If you dedicate to something with an end point, celebrate the end point.

Dedications can strengthen resolve and help us work out how best to serve. If you work in a group, then hearing and supporting each other’s dedications can be inspiring and creates practical ways in which you can support each other. This kind of process can help a person be bolder, push the edges of their comfort zone, and find out who and what they want to be.


Initiation or Dedication?

There are not enough teachers in any of the Pagan traditions to properly support in person all of those who wish to learn. The consequence is that most of us end up doing some, or all of our learning alone. For Druids, there are a number of Orders that provide distance learning and mentoring in a way the wider community recognises, which is very helpful. Still, to a large extent you have to manage your own path.

The issue of self-initiation most often comes up for Wiccans, where the idea of initiation is very much part of how one learns and progresses. Can a person initiate themselves? Many do, so arguably the answer has to be ‘yes’. I don’t feel it’s my place to invalidate anybody else’s choices. However, I do have my own doubts about how we can, from inside ourselves, take ourselves deliberately forward into new stages of awareness and being. Of course the lone learner is on a constant progression, can make huge and sudden breakthroughs and will experience life initiations too, but initiation within a tradition is a formal thing. To me, it’s all about a group of people recognising where you’re at, and offering you the keys to the door of the next bit.

I’ve run bardic initiations, as they are usually called, but in practice I didn’t feel like I was initiating anyone really.
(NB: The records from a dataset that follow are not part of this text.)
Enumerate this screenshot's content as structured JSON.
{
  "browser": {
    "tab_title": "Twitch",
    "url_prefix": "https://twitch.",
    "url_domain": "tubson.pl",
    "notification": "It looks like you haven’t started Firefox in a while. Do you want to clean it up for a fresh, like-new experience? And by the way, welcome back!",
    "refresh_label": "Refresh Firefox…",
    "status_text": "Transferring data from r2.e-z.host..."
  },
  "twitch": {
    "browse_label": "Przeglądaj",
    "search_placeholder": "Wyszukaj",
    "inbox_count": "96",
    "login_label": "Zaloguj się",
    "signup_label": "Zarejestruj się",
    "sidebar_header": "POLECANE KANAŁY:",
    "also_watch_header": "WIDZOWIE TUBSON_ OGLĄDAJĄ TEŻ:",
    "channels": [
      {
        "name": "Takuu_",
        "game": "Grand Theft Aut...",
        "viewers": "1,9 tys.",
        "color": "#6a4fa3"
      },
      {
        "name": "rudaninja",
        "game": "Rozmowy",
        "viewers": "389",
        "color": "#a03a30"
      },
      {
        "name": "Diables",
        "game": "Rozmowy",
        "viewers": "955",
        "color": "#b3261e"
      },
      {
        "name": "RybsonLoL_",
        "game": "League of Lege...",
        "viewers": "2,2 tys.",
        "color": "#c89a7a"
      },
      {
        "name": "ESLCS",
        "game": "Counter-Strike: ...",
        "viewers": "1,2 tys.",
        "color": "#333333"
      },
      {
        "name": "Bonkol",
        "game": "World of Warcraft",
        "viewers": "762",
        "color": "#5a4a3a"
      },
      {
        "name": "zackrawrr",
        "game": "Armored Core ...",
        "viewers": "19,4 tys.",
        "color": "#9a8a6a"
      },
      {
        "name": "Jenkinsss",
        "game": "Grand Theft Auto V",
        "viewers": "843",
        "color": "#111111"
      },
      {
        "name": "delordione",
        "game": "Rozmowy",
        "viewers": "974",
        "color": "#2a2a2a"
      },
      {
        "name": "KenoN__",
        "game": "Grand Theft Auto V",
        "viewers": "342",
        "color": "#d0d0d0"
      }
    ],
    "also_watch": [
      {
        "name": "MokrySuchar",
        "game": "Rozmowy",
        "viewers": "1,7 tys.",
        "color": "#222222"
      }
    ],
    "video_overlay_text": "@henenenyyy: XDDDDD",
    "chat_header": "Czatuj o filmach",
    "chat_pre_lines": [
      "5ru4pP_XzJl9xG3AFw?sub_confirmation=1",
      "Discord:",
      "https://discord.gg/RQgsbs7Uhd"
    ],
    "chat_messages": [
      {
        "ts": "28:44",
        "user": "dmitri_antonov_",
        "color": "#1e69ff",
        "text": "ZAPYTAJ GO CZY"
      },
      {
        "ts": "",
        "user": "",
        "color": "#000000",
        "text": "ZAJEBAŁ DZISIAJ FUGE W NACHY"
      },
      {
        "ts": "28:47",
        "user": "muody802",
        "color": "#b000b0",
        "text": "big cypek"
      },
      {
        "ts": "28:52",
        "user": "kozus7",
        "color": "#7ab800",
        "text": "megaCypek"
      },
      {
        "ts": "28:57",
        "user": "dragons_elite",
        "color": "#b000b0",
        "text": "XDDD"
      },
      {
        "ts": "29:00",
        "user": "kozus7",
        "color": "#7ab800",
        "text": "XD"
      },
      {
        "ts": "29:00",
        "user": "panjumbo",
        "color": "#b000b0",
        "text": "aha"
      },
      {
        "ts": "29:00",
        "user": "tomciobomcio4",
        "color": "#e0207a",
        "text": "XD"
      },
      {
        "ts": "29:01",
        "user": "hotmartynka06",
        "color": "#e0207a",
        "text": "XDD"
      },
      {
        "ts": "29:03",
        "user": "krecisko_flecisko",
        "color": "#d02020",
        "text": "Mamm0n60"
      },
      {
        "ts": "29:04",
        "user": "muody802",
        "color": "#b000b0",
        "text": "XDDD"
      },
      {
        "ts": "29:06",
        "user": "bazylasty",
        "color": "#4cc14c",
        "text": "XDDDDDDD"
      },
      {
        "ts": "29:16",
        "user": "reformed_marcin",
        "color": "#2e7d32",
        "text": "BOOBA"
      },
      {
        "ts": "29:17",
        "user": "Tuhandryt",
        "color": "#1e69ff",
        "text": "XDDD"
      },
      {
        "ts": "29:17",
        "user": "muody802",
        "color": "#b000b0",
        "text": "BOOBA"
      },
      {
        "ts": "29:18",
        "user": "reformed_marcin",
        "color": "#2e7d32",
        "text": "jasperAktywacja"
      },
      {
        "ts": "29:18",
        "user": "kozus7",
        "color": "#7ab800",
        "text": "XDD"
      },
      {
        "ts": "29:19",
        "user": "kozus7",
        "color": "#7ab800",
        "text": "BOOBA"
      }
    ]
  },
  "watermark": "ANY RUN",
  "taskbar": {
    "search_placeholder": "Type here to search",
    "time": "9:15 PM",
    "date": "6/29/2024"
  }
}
To be a bard takes a lot of individual work, and all I can do is lay out what it means and hold the door open a bit. People have to make their own way through. Increasingly the word that came to feature in the ritual was ‘dedication’.

A dedication is an offering of self, and an expression of intention. We can do that privately, before whatever powers we honour or we can do it in circle with our fellow Druids as witness. We can dedicate to each other in handfasting, in teacher/student bonds, in the fellowship of a grove and as parent to child. We might dedicate ourselves to living more greenly, to peace work, or sitting down and writing that book. The act of dedication focuses the mind on the chosen task, sanctifies it and, if done publically, gives you some people who will notice how you do. When it comes to getting people to study, and adopt greener ways of living, those dedications made in circle bind and empower in equal measure. Once you’ve said it, you’re honour bound to give it your best shot.

We all want recognition, and in spiritual terms being initiated to the next level is a bit like passing a test, or getting a reward. There’s kudos. Dedications can be more private, less dramatic affairs, but I think for Druidry they work well. We pick our own and make them when we are ready, holding responsibility for our own journey. Many people who step up to ‘initiate as a bard’ at big gatherings are not, as far as I have seen, in a place of completion that means they are initiated, they are at a place of starting out, needing the focus and recognition to commence the work. A dedication seems more appropriate at this stage. You don’t begin with initiation, you are initiated into the next stage when you are ready. You begin with dedication.

I don’t think this is just a semantic issue, it’s a pragmatic one too, having everything to do with how we see ourselves and how we see our traditions. Initiations have a lot to do with power and status. Dedications don’t have the same aura of formal structure to them, they are more personal, more flexible, and I think that makes them good Druidry.